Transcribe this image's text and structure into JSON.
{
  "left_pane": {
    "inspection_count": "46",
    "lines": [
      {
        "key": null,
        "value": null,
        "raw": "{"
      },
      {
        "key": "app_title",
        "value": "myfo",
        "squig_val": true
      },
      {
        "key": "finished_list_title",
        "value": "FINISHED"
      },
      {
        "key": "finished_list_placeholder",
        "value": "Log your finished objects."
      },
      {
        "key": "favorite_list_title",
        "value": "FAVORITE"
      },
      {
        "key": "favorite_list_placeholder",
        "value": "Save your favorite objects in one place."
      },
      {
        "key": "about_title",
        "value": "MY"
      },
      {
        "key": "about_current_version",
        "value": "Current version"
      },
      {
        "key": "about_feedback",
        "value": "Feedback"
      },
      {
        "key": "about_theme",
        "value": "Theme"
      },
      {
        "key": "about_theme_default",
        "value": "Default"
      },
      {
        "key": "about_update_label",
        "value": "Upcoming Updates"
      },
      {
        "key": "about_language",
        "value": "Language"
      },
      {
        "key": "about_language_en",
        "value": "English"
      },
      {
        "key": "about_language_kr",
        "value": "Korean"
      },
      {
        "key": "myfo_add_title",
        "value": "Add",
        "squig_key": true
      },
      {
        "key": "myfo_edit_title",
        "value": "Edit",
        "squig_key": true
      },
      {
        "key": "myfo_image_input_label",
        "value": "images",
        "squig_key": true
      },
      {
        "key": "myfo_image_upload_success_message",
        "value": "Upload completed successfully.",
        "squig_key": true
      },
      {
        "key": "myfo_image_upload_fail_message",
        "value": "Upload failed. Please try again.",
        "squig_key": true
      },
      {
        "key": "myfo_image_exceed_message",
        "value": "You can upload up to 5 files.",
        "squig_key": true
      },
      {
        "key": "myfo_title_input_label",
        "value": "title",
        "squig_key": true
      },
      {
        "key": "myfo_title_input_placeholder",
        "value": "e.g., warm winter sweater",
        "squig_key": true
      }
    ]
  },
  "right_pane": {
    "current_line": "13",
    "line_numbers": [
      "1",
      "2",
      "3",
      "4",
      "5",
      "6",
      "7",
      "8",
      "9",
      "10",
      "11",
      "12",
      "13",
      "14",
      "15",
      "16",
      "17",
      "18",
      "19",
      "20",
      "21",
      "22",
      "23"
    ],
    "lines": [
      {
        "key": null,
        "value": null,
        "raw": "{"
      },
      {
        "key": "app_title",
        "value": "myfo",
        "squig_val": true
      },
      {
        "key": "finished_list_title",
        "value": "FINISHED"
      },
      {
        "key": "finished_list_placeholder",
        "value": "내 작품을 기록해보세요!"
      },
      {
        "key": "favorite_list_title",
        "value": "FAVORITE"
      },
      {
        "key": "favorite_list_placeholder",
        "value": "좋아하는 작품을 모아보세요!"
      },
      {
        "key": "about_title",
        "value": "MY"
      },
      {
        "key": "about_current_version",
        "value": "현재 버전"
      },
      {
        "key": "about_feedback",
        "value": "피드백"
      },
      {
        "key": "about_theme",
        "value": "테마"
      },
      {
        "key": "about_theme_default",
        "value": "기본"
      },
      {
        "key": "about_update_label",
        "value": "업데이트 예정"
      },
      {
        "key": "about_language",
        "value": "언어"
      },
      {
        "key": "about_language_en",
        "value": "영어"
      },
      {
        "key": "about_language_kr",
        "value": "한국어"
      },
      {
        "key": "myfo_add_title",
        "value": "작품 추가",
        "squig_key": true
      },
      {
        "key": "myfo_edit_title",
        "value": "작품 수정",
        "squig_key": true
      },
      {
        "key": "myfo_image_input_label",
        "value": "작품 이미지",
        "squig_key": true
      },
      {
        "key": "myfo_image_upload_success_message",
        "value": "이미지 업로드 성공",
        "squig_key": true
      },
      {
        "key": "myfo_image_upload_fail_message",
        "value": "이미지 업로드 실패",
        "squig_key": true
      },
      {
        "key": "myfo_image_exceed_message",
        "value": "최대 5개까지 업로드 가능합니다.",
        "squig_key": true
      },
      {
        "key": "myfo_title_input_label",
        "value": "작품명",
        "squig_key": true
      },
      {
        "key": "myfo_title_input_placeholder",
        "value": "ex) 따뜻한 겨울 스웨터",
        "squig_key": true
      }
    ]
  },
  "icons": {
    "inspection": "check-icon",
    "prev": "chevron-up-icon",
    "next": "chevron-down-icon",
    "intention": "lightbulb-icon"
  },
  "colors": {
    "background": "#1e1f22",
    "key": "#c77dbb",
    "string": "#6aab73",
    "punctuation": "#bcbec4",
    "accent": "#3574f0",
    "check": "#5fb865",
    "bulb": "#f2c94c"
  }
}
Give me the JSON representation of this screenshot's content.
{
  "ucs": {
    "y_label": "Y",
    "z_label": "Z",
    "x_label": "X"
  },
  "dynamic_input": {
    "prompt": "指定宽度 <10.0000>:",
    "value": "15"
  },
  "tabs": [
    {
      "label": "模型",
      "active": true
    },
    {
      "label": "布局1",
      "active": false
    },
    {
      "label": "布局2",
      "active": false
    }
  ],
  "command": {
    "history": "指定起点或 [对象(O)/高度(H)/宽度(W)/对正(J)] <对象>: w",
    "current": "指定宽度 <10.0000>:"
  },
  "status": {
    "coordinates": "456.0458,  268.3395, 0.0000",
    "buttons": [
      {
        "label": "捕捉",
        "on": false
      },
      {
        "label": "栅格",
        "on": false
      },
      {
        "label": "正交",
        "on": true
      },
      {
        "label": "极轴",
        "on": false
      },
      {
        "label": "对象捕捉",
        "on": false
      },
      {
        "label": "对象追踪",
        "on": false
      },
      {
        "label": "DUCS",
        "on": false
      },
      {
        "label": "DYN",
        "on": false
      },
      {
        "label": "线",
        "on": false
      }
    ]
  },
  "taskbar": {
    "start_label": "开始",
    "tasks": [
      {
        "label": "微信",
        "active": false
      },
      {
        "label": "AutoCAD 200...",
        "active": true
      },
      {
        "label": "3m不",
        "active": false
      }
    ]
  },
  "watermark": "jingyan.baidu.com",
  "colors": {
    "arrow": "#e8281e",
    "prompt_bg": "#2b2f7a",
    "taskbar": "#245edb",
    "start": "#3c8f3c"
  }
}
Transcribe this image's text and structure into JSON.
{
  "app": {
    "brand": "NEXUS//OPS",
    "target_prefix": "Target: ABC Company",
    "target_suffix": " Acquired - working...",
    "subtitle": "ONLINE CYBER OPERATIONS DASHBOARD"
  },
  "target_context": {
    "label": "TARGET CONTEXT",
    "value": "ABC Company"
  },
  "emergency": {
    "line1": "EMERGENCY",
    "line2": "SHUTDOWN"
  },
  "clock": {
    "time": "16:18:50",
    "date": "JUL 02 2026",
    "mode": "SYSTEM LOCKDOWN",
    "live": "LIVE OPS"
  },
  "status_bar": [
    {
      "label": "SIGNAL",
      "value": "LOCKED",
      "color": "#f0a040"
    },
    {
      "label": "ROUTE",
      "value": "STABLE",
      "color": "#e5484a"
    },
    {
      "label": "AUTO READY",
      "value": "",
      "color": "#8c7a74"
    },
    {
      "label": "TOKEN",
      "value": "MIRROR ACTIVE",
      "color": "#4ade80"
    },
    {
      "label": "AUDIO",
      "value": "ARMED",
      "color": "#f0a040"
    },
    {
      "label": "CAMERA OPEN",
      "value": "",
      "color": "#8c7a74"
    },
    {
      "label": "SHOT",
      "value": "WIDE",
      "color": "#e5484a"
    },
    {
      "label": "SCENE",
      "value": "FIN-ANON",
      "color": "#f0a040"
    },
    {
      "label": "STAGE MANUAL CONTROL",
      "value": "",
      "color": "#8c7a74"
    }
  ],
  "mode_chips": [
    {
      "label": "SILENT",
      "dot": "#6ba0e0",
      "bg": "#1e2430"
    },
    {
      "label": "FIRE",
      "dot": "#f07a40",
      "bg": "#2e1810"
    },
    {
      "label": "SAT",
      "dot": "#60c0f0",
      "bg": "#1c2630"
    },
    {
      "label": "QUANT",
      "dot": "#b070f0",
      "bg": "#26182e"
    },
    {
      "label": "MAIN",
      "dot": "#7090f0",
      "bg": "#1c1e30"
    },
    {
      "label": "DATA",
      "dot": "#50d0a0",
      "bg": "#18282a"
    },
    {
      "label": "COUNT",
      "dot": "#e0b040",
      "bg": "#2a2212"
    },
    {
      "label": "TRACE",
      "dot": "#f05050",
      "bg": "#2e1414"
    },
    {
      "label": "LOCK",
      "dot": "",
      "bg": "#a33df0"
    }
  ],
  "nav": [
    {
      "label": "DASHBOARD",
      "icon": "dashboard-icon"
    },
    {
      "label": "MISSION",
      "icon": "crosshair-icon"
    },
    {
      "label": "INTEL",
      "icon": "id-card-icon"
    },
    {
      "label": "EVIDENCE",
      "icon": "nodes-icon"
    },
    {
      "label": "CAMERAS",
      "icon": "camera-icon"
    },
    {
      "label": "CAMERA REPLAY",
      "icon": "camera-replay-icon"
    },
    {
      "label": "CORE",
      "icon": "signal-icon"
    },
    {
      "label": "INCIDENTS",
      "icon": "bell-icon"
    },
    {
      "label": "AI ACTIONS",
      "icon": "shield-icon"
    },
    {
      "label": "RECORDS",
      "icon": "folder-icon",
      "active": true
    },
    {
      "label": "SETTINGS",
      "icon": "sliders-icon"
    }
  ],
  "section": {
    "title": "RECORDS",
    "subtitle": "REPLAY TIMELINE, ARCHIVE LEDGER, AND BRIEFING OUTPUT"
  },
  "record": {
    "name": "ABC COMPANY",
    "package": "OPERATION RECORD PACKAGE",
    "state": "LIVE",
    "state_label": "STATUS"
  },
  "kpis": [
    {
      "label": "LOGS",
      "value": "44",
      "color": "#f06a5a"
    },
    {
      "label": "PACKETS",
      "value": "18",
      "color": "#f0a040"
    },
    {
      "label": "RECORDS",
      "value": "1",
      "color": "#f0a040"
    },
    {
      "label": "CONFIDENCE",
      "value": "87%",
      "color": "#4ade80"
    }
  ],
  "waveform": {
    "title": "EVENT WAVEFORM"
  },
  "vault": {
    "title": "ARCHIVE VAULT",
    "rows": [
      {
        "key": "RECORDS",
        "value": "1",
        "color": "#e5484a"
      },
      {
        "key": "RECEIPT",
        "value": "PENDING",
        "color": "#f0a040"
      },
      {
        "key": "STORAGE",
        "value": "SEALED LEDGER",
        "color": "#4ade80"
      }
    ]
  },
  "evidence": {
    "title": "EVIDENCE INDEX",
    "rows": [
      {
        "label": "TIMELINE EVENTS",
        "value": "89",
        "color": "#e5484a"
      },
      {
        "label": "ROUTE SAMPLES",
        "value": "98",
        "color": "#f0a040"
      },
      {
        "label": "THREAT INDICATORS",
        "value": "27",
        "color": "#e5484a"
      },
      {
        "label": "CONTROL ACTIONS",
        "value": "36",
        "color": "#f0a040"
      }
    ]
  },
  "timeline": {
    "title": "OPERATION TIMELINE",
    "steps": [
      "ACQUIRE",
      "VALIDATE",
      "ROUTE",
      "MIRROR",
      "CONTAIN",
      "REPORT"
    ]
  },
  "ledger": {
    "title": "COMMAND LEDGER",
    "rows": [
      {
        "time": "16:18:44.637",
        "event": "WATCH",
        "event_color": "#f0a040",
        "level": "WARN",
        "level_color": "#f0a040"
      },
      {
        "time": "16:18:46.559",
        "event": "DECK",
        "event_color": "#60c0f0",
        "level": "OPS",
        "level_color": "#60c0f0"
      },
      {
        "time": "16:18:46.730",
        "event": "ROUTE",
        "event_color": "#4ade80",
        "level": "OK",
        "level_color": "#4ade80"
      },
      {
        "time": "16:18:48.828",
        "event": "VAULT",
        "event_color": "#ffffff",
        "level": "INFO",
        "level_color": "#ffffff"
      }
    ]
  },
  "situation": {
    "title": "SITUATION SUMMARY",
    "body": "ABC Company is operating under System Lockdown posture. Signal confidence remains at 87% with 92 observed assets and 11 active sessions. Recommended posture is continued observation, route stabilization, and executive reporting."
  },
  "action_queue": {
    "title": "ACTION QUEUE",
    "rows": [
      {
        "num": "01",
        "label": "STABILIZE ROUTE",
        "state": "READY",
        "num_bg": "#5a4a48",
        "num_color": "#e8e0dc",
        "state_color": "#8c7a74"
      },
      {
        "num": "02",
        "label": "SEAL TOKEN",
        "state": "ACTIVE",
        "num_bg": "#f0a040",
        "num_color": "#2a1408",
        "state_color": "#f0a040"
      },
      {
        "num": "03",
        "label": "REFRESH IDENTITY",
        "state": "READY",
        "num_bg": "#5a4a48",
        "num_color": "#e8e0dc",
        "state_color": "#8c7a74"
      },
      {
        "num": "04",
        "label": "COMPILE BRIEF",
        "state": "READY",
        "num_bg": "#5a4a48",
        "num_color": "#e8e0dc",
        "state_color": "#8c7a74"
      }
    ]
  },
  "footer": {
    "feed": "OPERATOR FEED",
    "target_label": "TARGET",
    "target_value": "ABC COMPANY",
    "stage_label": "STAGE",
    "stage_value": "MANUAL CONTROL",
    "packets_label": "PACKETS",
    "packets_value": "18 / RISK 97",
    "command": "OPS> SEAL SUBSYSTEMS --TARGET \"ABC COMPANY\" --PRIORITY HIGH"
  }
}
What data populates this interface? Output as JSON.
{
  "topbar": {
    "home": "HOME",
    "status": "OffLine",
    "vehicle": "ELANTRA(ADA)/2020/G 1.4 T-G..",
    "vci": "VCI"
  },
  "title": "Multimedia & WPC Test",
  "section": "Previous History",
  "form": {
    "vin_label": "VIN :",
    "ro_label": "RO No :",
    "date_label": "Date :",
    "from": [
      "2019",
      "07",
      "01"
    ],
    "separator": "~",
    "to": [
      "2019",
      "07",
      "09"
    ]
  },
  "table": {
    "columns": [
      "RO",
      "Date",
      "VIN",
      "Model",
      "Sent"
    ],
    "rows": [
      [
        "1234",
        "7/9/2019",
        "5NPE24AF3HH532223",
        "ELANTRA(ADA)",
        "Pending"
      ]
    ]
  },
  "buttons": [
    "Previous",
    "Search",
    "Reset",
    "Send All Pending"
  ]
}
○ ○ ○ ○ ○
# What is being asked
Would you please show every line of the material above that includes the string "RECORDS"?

# Output below
      "label": "RECORDS",
    "title": "RECORDS",
      "label": "RECORDS",
        "key": "RECORDS",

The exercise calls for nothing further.